Arlott, with his nose for talent and good company, saw something in the young Botham that Brian Close, his captain at Somerset, was beginning to bring out. Later, Mike Brearley, as England captain, drew out something even more remarkable. As Rodgers and Hammerstein wrote, you’ve got to be carefully taught. And Botham, a fine team man as well as a supreme individual performer, has never withheld praise from those who enabled him to find his voice.

If sport reveals character, then cricket is the game that reveals it most clearly. In no other sport is the individual performance rooted so firmly in a team context. Every over brings a contest of skill and intelligence between batsman and bowler but only a team can win the match. “A cricketer,” as Arlott said, “is showing you something of himself all the time.”

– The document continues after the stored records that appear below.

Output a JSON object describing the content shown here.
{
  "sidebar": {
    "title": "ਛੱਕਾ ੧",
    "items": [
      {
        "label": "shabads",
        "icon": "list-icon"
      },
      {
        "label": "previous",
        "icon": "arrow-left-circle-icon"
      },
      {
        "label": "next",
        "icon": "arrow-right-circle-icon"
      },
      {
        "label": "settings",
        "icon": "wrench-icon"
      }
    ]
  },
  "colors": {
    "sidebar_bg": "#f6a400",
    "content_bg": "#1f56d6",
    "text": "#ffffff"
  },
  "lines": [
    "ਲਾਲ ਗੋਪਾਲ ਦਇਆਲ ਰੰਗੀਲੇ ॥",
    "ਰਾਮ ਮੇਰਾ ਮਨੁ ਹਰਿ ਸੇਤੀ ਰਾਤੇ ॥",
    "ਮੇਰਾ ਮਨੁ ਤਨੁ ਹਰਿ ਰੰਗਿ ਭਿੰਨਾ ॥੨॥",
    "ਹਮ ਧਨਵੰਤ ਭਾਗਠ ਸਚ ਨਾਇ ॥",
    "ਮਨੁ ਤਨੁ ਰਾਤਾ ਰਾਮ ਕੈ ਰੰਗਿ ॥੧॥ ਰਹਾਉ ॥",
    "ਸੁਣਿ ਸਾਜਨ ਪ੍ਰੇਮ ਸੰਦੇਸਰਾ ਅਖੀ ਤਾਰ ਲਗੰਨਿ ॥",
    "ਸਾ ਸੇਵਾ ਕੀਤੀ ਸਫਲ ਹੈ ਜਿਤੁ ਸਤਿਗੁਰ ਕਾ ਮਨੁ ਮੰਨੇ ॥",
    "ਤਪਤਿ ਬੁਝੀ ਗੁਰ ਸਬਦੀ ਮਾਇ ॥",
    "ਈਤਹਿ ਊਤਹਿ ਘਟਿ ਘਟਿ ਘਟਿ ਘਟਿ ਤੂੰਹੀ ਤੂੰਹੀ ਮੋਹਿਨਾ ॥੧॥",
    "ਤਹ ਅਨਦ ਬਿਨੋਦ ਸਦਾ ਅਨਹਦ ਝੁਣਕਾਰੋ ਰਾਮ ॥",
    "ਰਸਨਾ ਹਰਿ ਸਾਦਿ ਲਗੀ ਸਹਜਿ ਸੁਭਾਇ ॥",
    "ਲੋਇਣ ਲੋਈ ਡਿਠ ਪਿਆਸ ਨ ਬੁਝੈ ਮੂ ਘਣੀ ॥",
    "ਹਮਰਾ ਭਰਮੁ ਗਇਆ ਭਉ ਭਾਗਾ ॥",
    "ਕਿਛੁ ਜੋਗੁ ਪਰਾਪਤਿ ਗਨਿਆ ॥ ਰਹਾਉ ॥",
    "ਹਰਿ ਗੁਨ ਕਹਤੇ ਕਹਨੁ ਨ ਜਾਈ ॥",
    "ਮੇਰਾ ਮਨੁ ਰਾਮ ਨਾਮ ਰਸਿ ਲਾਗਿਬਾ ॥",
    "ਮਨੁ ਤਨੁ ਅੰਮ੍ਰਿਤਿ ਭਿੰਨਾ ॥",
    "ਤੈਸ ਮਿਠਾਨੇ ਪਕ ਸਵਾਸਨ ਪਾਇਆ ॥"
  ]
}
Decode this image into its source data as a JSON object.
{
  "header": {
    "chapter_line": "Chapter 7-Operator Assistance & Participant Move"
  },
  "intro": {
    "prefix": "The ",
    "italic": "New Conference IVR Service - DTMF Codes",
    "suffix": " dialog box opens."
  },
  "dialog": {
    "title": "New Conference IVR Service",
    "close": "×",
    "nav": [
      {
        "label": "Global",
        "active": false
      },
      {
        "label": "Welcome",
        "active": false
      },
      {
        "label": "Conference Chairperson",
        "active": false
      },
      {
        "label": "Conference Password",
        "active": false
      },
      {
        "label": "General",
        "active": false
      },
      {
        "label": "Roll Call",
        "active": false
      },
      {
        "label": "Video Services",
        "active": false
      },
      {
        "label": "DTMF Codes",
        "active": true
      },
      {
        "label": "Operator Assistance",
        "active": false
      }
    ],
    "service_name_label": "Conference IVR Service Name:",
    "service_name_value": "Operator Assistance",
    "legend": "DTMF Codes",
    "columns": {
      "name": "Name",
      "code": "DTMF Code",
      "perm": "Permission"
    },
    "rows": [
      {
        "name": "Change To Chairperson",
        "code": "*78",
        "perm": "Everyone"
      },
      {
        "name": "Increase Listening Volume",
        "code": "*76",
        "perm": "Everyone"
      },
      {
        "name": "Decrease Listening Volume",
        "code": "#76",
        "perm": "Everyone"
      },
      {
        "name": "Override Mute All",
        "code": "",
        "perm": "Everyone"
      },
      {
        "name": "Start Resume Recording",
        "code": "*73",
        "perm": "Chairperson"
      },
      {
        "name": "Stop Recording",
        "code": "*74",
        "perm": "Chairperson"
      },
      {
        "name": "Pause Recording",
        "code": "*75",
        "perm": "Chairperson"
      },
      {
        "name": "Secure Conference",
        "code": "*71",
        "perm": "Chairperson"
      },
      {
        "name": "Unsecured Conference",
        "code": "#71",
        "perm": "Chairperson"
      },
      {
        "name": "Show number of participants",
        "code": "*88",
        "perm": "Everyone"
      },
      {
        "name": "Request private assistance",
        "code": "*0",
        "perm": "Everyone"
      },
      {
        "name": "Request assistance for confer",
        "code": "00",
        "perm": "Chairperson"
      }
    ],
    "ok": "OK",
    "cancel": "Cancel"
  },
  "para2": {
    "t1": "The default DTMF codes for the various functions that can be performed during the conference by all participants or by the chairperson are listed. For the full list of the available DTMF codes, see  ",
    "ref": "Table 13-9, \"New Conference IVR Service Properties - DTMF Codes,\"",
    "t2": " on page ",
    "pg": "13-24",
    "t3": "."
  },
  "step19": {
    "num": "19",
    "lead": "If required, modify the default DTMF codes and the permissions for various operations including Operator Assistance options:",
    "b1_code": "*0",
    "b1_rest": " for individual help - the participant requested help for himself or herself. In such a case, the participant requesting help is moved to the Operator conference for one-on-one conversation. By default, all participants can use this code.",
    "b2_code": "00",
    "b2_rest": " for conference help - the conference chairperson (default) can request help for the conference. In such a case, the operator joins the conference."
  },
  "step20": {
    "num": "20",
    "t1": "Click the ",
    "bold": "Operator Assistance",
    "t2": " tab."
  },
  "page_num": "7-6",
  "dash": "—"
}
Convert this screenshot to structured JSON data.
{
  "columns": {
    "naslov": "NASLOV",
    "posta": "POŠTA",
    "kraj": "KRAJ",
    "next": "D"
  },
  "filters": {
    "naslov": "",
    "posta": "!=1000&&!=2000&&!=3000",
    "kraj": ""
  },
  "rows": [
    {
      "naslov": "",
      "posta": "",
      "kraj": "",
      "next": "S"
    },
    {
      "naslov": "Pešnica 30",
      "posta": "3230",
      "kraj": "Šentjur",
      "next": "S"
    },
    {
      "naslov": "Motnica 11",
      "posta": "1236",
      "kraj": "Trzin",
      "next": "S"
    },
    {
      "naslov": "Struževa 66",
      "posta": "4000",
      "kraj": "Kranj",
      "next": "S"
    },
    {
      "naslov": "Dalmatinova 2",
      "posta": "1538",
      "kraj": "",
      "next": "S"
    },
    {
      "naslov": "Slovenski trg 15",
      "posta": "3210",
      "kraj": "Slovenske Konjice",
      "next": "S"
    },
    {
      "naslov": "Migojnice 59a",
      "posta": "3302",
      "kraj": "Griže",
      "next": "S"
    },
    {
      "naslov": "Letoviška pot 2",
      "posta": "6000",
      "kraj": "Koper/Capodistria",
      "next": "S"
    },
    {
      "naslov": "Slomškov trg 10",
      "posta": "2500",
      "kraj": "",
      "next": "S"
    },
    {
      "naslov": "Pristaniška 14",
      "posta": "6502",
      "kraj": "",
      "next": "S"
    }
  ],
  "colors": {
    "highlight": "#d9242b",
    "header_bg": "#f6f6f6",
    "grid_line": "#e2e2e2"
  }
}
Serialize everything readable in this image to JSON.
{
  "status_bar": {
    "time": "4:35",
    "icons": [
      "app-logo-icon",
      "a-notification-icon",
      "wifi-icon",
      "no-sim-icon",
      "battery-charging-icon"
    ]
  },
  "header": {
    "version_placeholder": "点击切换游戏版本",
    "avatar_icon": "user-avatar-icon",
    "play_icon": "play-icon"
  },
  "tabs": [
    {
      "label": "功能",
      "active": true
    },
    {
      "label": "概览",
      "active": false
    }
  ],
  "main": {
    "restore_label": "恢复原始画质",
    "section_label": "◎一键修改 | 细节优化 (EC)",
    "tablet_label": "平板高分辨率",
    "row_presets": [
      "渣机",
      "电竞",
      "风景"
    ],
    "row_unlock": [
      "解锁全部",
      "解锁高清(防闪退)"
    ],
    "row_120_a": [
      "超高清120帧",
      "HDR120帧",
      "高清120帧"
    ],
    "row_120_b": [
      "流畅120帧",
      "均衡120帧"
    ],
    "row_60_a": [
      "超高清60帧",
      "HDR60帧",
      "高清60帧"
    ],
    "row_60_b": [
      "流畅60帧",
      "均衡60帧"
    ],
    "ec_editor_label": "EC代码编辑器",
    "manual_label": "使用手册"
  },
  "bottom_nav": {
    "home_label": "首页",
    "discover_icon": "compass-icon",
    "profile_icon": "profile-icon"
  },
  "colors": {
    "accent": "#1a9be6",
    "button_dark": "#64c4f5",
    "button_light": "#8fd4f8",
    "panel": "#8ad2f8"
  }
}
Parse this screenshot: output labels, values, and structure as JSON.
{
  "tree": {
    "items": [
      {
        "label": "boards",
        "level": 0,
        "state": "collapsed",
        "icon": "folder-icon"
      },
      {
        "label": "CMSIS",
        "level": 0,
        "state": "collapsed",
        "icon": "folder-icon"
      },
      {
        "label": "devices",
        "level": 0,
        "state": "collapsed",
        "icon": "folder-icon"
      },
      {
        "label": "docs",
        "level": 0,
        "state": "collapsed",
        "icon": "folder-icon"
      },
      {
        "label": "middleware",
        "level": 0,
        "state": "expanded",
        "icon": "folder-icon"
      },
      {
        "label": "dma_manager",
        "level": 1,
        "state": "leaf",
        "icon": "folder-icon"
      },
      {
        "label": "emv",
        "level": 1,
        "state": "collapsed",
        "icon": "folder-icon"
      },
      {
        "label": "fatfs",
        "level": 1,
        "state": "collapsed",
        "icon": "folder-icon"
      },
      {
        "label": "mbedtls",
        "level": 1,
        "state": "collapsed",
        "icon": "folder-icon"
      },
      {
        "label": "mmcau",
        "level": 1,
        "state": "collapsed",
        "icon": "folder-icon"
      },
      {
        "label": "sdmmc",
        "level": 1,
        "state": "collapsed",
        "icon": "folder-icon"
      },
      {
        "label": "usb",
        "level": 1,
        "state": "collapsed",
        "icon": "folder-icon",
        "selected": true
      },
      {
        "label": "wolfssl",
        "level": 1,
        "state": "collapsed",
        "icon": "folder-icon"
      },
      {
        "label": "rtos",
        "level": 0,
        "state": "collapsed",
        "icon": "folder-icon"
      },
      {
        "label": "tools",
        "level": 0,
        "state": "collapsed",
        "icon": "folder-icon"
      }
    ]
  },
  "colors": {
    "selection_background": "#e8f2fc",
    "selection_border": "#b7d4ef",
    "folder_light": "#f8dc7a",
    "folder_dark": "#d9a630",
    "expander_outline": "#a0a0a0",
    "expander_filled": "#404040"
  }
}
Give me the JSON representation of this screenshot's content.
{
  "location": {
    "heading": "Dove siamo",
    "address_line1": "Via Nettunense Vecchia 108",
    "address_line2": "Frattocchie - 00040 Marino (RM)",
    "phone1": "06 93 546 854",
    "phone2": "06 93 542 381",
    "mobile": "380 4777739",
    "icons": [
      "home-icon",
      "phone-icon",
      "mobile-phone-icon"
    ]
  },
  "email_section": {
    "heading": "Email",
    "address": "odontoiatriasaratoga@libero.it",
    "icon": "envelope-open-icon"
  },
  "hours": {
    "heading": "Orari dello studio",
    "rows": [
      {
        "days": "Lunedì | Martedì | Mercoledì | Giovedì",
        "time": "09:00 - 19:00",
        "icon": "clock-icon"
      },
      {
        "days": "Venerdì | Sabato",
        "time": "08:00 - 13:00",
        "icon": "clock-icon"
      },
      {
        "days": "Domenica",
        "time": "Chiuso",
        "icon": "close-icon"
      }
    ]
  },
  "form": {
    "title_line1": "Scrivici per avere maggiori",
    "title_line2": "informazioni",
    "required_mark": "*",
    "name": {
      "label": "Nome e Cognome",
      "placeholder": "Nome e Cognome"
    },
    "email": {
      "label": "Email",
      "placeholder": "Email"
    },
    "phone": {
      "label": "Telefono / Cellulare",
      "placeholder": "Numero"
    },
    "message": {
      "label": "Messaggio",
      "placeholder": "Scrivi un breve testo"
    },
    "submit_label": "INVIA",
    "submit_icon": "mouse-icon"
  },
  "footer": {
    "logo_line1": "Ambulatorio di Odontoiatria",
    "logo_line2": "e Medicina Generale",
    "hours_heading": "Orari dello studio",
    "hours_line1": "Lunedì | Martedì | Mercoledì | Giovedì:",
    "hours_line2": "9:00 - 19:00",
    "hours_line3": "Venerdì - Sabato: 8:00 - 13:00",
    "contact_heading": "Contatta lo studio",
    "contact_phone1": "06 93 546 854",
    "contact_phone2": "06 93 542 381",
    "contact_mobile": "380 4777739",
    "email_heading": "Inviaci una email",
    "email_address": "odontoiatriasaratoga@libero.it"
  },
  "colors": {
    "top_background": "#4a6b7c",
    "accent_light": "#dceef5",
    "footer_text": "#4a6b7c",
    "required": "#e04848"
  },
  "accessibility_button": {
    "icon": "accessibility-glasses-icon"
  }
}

Cricket also reveals national character more than any other sport. Football may be the most popular game in the world but cricket, and cricketers, tell us far more about England and Englishness. It is instructive, in this regard, to hear what Philippe Auclair, a French journalist and author long resident in London, has to say about Botham: “He is essentially an 18th-century Englishman.” In one! It’s not difficult to sense a kinship with Tom Jones, Fielding’s embodiment of 18th-century life, who began his journey, as readers may recall, in Somerset.

A country boy who played for Worcestershire after leaving Somerset, and who lives by choice in North Yorkshire, Botham is an old-fashioned Englishman. Although nobody has yet found him listening to the parson’s sermon, he is conservative with a small and upper-case C, a robust monarchist, handy with rod and gun, and happiest with a beaker in front of him. He represents (though he would never claim to be a representative) all those people who understand instinctively what England means, not in a narrow way, but through something that is in the blood.

Above all, he will be remembered for ever as the hero of 1981. Even now it takes some believing that Botham bowled and batted with such striking success that the Australians, who were one up after two Tests, were crushed. Some of us who were actually at Headingley for the famous third Test – thousands who claim to have been there were not – recall the odds of 500-1 on an England victory going up on the electronic scoreboard that Saturday evening.

Botham made 149 not out as England, following on, beat the Aussies by 18 runs. For three hours the country seemed to stop. In the next Test, at Edgbaston, Botham took five wickets for one run as Australia fell under his spell. Then, at Old Trafford, on a dank Saturday afternoon, he played the most memorable innings of his life and one of the greatest innings ever played by an Englishman: 118 magnificent, joyful runs. Joy: that’s the word. Botham brought joy into people’s lives.

Yet it was the final Test at the Oval, which ended in a draw, that brought from him a performance no less remarkable than those from before. He bowled 89 overs in that match, flat out, continuing to run in when others withdrew with injury. That was the team man coming to the fore. Little wonder his comrades thought the world of him.

Modest, loyal, respectful to opponents, grateful to all who have lent him a hand, and supported throughout a turbulent life by Kath, his rock of a wife, and their three children, this is a cricketing hero to rank with W G Grace, Jack Hobbs, Wally Hammond and Fred Trueman. A feature in the lives of all who saw him, and a very English hero. 

This article first appeared in the 26 November 2015 issue of the New Statesman, Terror vs the State